  7. 3 Coup de théâtre: The Drama of Martial Law
    (pp. 75-106)

    This chapter turns to the variegated drama(s) of Philippine Martial Law under the dictatorship of President Ferdinand Marcos. In it, I consider how the Filipino performing body enacts the drama of Martial Law in two seemingly disparate sites: the protest performances of Sining Bayan, a cultural arm of the radical Filipino American political group Katipunan ng mga Demokratikong Pilipino (KDP), and the multiple productions ofDogeaters:A Playby Jessica Hagedorn.
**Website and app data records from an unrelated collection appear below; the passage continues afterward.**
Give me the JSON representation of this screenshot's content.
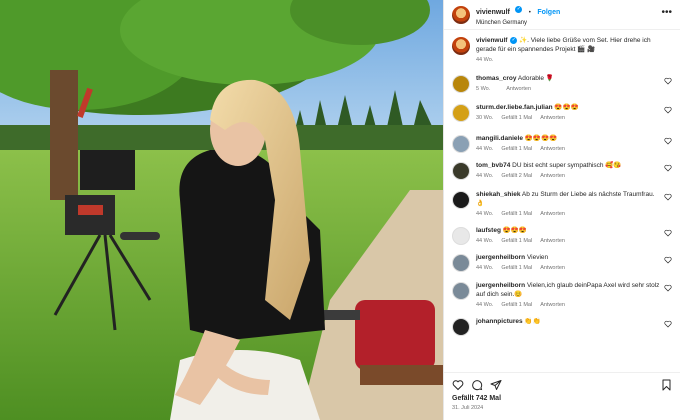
{
  "post": {
    "username": "vivienwulf",
    "follow_label": "Folgen",
    "location": "München Germany",
    "caption_text": ". Viele liebe Grüße vom Set. Hier drehe ich gerade für ein spannendes Projekt 🎬 🎥",
    "caption_time": "44 Wo.",
    "likes": "Gefällt 742 Mal",
    "date": "31. Juli 2024"
  },
  "labels": {
    "reply": "Antworten"
  },
  "comments": [
    {
      "user": "thomas_croy",
      "text": "Adorable 🌹",
      "time": "5 Wo.",
      "likes": "",
      "avatar_color": "#b8860b"
    },
    {
      "user": "sturm.der.liebe.fan.julian",
      "text": "😍😍😍",
      "time": "30 Wo.",
      "likes": "Gefällt 1 Mal",
      "avatar_color": "#d4a017"
    },
    {
      "user": "mangili.daniele",
      "text": "😍😍😍😍",
      "time": "44 Wo.",
      "likes": "Gefällt 1 Mal",
      "avatar_color": "#8aa0b4"
    },
    {
      "user": "tom_bvb74",
      "text": "DU bist echt super sympathisch 🥰😘",
      "time": "44 Wo.",
      "likes": "Gefällt 2 Mal",
      "avatar_color": "#3a3a2a"
    },
    {
      "user": "shiekah_shiek",
      "text": "Ab zu Sturm der Liebe als nächste Traumfrau. 👌",
      "time": "44 Wo.",
      "likes": "Gefällt 1 Mal",
      "avatar_color": "#1a1a1a"
    },
    {
      "user": "laufsteg",
      "text": "😍😍😍",
      "time": "44 Wo.",
      "likes": "Gefällt 1 Mal",
      "avatar_color": "#e8e8e8"
    },
    {
      "user": "juergenheilborn",
      "text": "Vievien",
      "time": "44 Wo.",
      "likes": "Gefällt 1 Mal",
      "avatar_color": "#7a8a98"
    },
    {
      "user": "juergenheilborn",
      "text": "Vielen,ich glaub deinPapa Axel wird sehr stolz auf dich sein.😊",
      "time": "44 Wo.",
      "likes": "Gefällt 1 Mal",
      "avatar_color": "#7a8a98"
    },
    {
      "user": "johannpictures",
      "text": "👏👏",
      "time": "",
      "likes": "",
      "avatar_color": "#222222"
    }
  ],
  "colors": {
    "accent": "#0095f6",
    "meta": "#737373"
  }
}
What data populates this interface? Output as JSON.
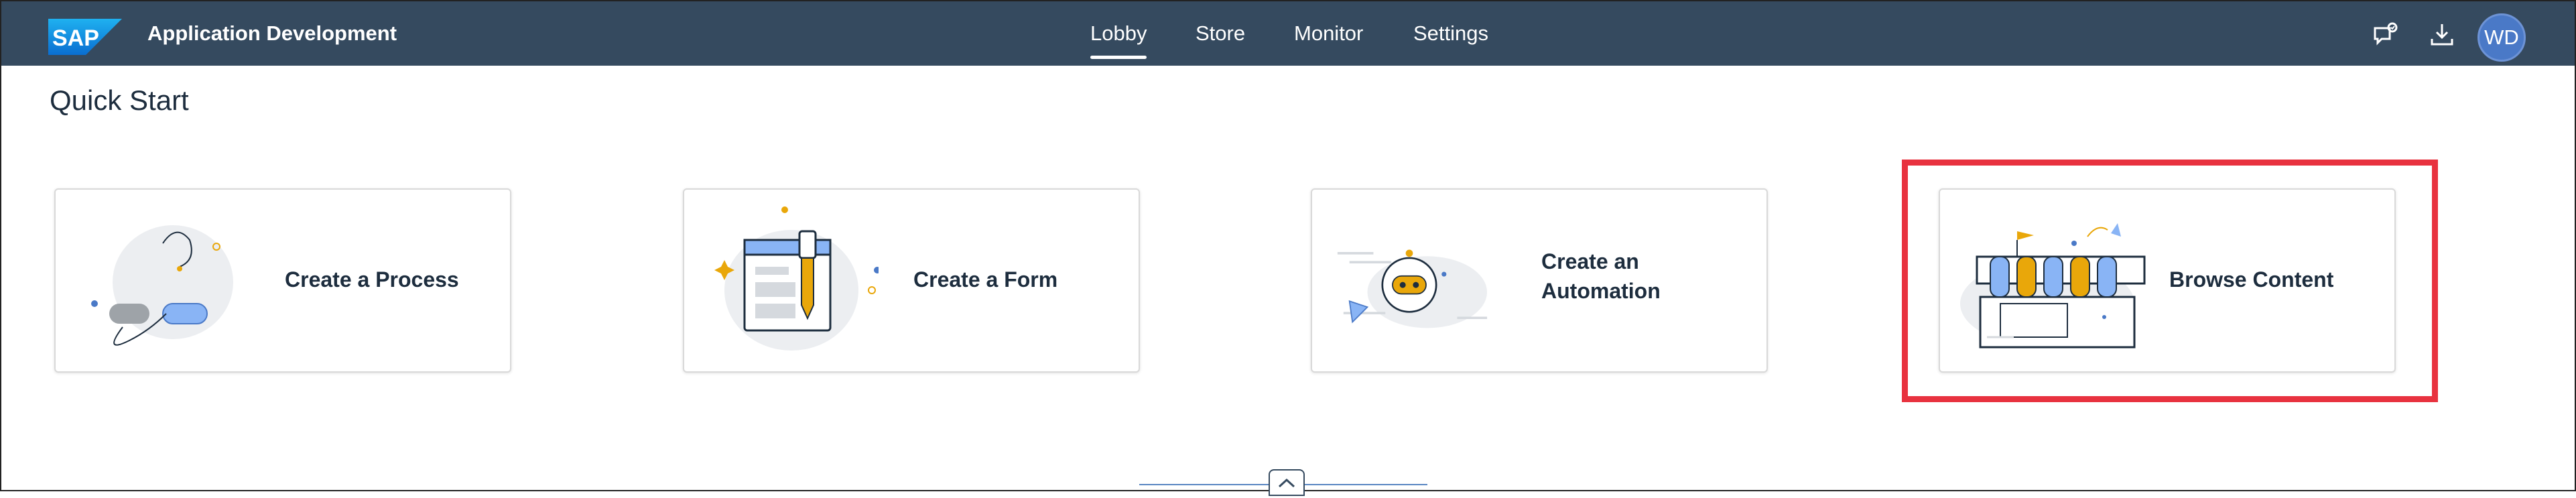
{
  "shell": {
    "logo_text": "SAP",
    "app_title": "Application Development",
    "tabs": [
      {
        "label": "Lobby",
        "active": true
      },
      {
        "label": "Store",
        "active": false
      },
      {
        "label": "Monitor",
        "active": false
      },
      {
        "label": "Settings",
        "active": false
      }
    ],
    "icons": [
      "feedback-icon",
      "download-icon"
    ],
    "avatar_initials": "WD",
    "colors": {
      "shell_bg": "#354a5f",
      "avatar_bg": "#4a79c7",
      "highlight": "#e8323f"
    }
  },
  "main": {
    "section_title": "Quick Start",
    "cards": [
      {
        "label": "Create a Process",
        "icon": "process-illustration"
      },
      {
        "label": "Create a Form",
        "icon": "form-illustration"
      },
      {
        "label": "Create an Automation",
        "icon": "automation-illustration"
      },
      {
        "label": "Browse Content",
        "icon": "store-illustration"
      }
    ]
  },
  "footer": {
    "collapse_icon": "chevron-up-icon"
  }
}
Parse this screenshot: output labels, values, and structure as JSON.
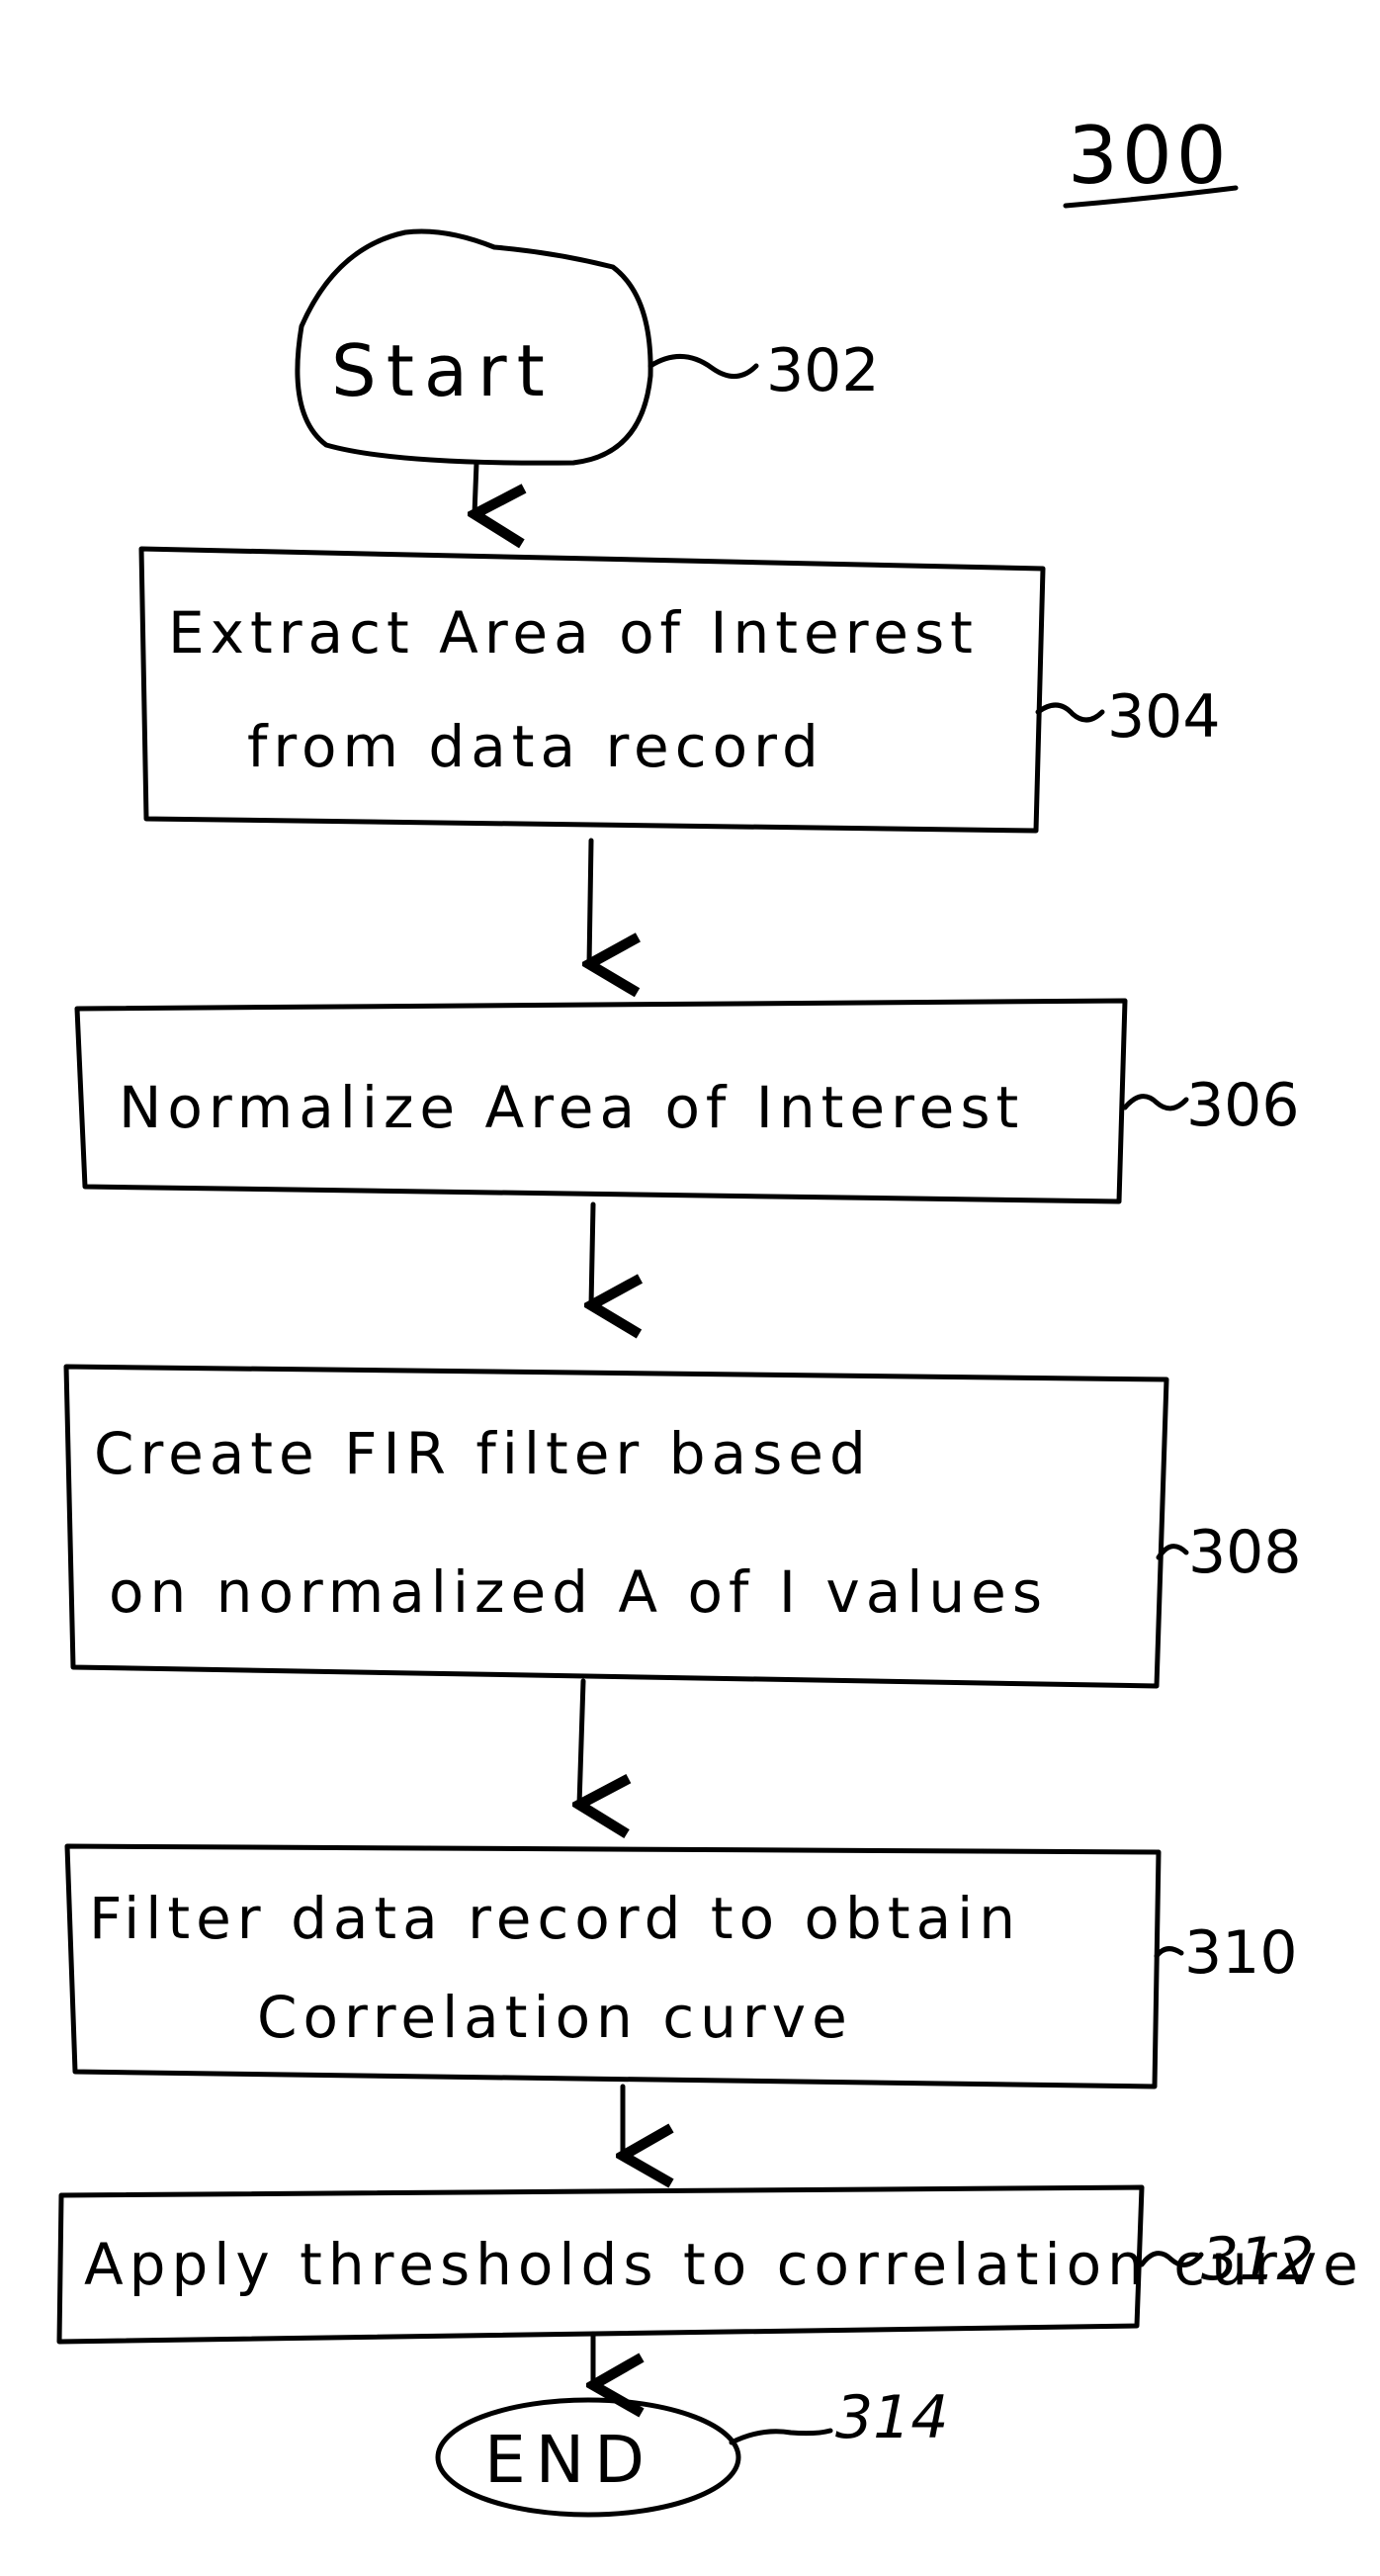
{
  "figure": {
    "number": "300"
  },
  "start": {
    "label": "Start",
    "ref": "302"
  },
  "steps": [
    {
      "ref": "304",
      "lines": [
        "Extract Area of Interest",
        "from data record"
      ]
    },
    {
      "ref": "306",
      "lines": [
        "Normalize Area of Interest"
      ]
    },
    {
      "ref": "308",
      "lines": [
        "Create FIR filter based",
        "on normalized A of I values"
      ]
    },
    {
      "ref": "310",
      "lines": [
        "Filter data record to obtain",
        "Correlation curve"
      ]
    },
    {
      "ref": "312",
      "lines": [
        "Apply thresholds to correlation curve"
      ]
    }
  ],
  "end": {
    "label": "END",
    "ref": "314"
  }
}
Both cultural sites, I suggest, dexterously mobilize the logic ofpuro artethrough their use of spectacle to undercut discourses of exceptionality surrounding the Martial Law regime and its...

  8. 4 “How in the Light of One Night Did We Come So Far”: Working Miss Saigon
    (pp. 107-138)

    “How in the light of one night did we come so far?” is a line from a duet titled “Sun and Moon,” sung by the star-crossed lovers ofMiss Saigon, Kim and Chris. Kim sings these last words of the musical as she takes her final breath in the arms of Chris, her lover and the father of her child. “How in the light of one night did we come so far?” captures the telos (one night becoming a much longer story) and geography (the routes between the United States and Vietnam) of their love story, a plot line painfully...

  9. Coda: Culture Shack
    (pp. 139-146)

    It seems only fitting that I close my discussion ofpuro artewith a focus on the world premiere staging ofRolling the Rs, R. Zamora Linmark’s highly acclaimed novel, produced by Honolulu’s Kumu Kahua Theater in November 2008. The play and its consequent production in Hawaii deftly weave together questions of race, performance, imperial relations, and Filipino subjectivity, providing continuities and interruptions to the sites on which I have discussed the Filipino performing body. The Hawaii setting ofRolling the Rsbegs an overdetermined invocation of U.S. offshore imperial beginnings and continuing colonial practices. LikeDogeaters, the novel and...

  10. NOTES
    (pp. 147-166)
  11. BIBLIOGRAPHY
    (pp. 167-184)
  12. INDEX
    (pp. 185-191)
  13. ABOUT THE AUTHOR
    (pp. 192-192)